Each wire is guided to the heart under x?ray control and positioned at the required site. Once in position, each wire is connected to the monitoring equipment.
You will undergo a repeat of the EPS to map the characteristics of your heart's electrical conduction system. Having gathered the information the doctor will trigger the tachycardia (rapid heart beat). By doing this, the exact site of the accessory pathway (short-circuit) will be established.
Once the site is isolated, high-frequency energy is applied to the tip of the electrode of the wire positioned at the site of the accessory pathway (origin of the short-circuit). Radiofrequency ablation is then used to cauterise the accessory pathway (short-circuit). It may often be necessary to reposition the pacing wire several times to eliminate the short-circuit successfully.
If it appears that the ablation was successful, the doctor will wait a prescribed time before attempting to trigger the tachycardia again. If it restarts, the doctor will reposition the wire once more and deliver further radiofrequency energy to ablate the pathway. This process is repeated until the short-circuit has been ablated. The procedure is successful when the tachycardia is unable to be re-started.
Sometimes the pathway is not accessible for this procedure because it is too deep, or lies on the outside of the heart. The doctor will then consider other options for management of your tachycardia.
Thompson, P. L. (ed). Coronary Care Manual.

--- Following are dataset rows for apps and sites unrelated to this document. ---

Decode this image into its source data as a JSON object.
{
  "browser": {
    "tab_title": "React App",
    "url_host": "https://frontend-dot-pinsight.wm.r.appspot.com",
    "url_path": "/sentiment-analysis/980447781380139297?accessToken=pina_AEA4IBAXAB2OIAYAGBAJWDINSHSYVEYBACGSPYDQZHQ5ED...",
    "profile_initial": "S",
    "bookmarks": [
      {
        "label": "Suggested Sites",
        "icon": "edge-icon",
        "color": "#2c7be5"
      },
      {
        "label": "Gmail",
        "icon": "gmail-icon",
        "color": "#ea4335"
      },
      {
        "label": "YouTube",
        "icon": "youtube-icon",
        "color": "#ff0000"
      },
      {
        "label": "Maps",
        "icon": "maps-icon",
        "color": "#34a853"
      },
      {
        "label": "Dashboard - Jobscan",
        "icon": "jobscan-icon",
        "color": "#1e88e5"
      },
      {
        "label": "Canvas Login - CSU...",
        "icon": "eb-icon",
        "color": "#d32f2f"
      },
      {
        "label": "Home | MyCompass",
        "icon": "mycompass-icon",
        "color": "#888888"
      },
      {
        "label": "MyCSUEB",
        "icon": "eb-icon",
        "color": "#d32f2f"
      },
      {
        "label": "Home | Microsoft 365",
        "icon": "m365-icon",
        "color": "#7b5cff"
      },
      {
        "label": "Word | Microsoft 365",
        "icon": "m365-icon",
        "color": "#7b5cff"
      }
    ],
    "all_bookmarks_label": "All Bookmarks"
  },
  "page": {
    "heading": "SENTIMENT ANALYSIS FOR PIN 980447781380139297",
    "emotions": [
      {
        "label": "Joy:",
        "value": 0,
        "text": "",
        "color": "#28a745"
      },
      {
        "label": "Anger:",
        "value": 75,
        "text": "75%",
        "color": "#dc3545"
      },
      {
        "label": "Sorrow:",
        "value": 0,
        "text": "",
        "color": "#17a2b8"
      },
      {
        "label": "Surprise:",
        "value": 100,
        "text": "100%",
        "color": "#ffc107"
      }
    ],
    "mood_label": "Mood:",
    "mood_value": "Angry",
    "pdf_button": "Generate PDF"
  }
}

London: Churchill–Livingstone, 1997, pp. 192–193.
This information was first published in You and Your Heart - an education booklet for patients, families and friends. © 2006 Northern Sydney Central Coast Area Health Service